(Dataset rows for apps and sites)
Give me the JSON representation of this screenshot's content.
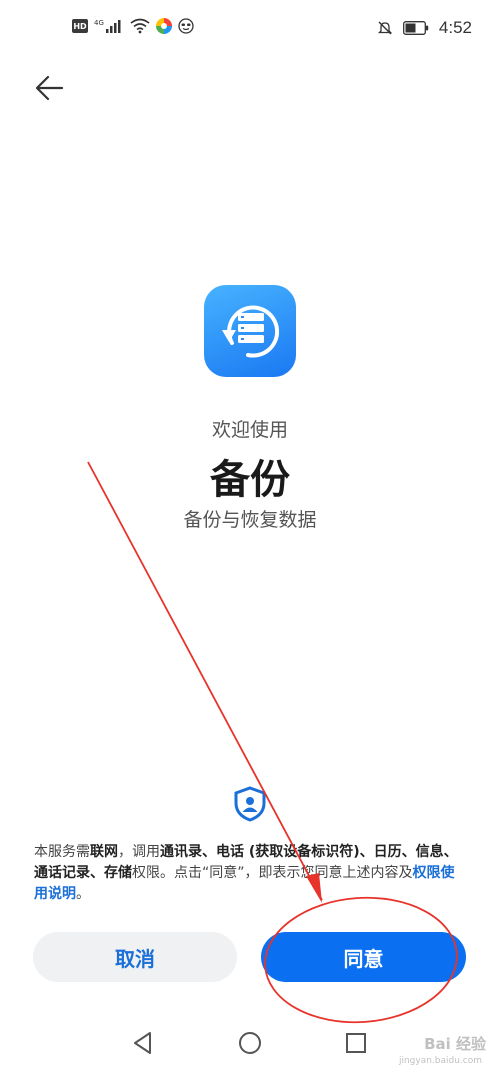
{
  "status_bar": {
    "hd": "HD",
    "network": "4G",
    "time": "4:52"
  },
  "welcome": "欢迎使用",
  "app_title": "备份",
  "subtitle": "备份与恢复数据",
  "notice": {
    "p1": "本服务需",
    "b1": "联网",
    "p2": "，调用",
    "b2": "通讯录、电话 (获取设备标识符)、日历、信息、通话记录、存储",
    "p3": "权限。点击“同意”，即表示您同意上述内容及",
    "link": "权限使用说明",
    "p4": "。"
  },
  "buttons": {
    "cancel": "取消",
    "agree": "同意"
  },
  "watermark": {
    "text": "Bai 经验",
    "sub": "jingyan.baidu.com"
  },
  "colors": {
    "accent": "#0a6ff0",
    "link": "#1a6fd8",
    "annotation": "#e8332a"
  },
  "icons": {
    "back": "back-arrow-icon",
    "app": "backup-icon",
    "privacy": "shield-user-icon",
    "nav_back": "triangle-back-icon",
    "nav_home": "circle-home-icon",
    "nav_recent": "square-recent-icon"
  }
}
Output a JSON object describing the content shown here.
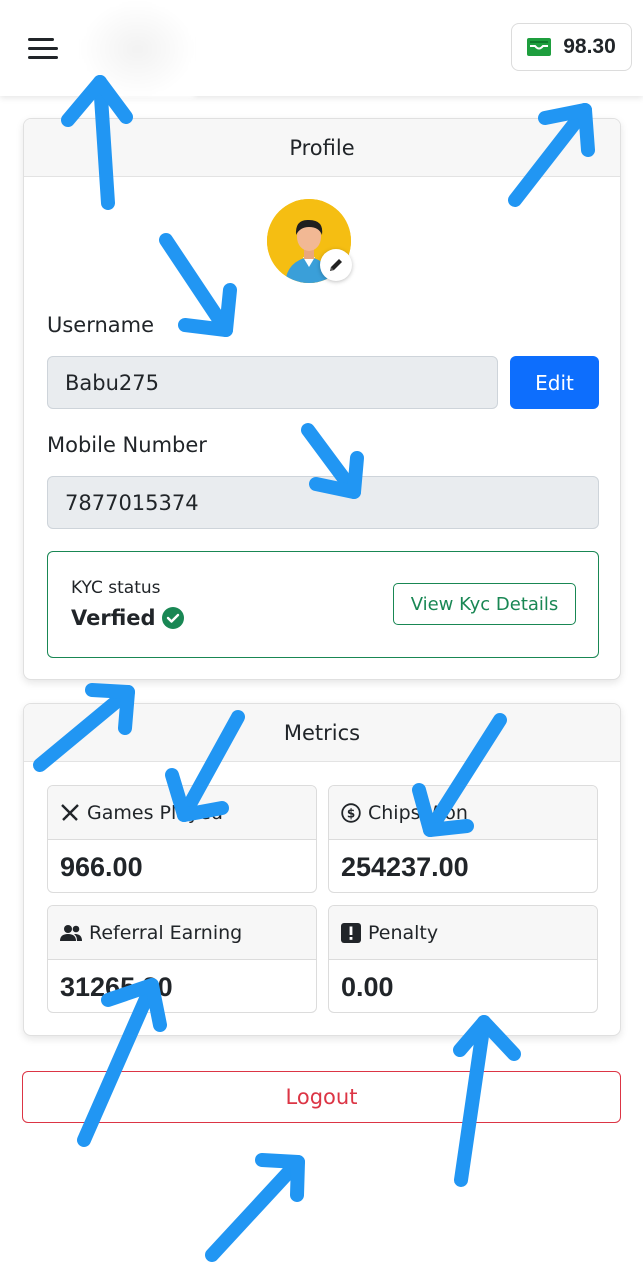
{
  "header": {
    "wallet_amount": "98.30",
    "wallet_icon_color": "#1e9e3e"
  },
  "profile": {
    "title": "Profile",
    "username_label": "Username",
    "username_value": "Babu275",
    "edit_button": "Edit",
    "mobile_label": "Mobile Number",
    "mobile_value": "7877015374",
    "kyc": {
      "label": "KYC status",
      "status": "Verfied",
      "details_button": "View Kyc Details"
    }
  },
  "metrics": {
    "title": "Metrics",
    "items": [
      {
        "icon": "crossed-swords-icon",
        "label": "Games Played",
        "value": "966.00"
      },
      {
        "icon": "chips-coin-icon",
        "label": "Chips Won",
        "value": "254237.00"
      },
      {
        "icon": "users-icon",
        "label": "Referral Earning",
        "value": "31265.80"
      },
      {
        "icon": "exclamation-icon",
        "label": "Penalty",
        "value": "0.00"
      }
    ]
  },
  "logout_label": "Logout",
  "colors": {
    "primary": "#0d6efd",
    "success": "#198754",
    "danger": "#dc3545",
    "annotation_arrow": "#2196f3"
  }
}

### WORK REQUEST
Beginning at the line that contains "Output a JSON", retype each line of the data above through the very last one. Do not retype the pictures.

### ANSWER BOX
Output a JSON object describing the content shown here.
{
  "header": {
    "wallet_amount": "98.30",
    "wallet_icon_color": "#1e9e3e"
  },
  "profile": {
    "title": "Profile",
    "username_label": "Username",
    "username_value": "Babu275",
    "edit_button": "Edit",
    "mobile_label": "Mobile Number",
    "mobile_value": "7877015374",
    "kyc": {
      "label": "KYC status",
      "status": "Verfied",
      "details_button": "View Kyc Details"
    }
  },
  "metrics": {
    "title": "Metrics",
    "items": [
      {
        "icon": "crossed-swords-icon",
        "label": "Games Played",
        "value": "966.00"
      },
      {
        "icon": "chips-coin-icon",
        "label": "Chips Won",
        "value": "254237.00"
      },
      {
        "icon": "users-icon",
        "label": "Referral Earning",
        "value": "31265.80"
      },
      {
        "icon": "exclamation-icon",
        "label": "Penalty",
        "value": "0.00"
      }
    ]
  },
  "logout_label": "Logout",
  "colors": {
    "primary": "#0d6efd",
    "success": "#198754",
    "danger": "#dc3545",
    "annotation_arrow": "#2196f3"
  }
}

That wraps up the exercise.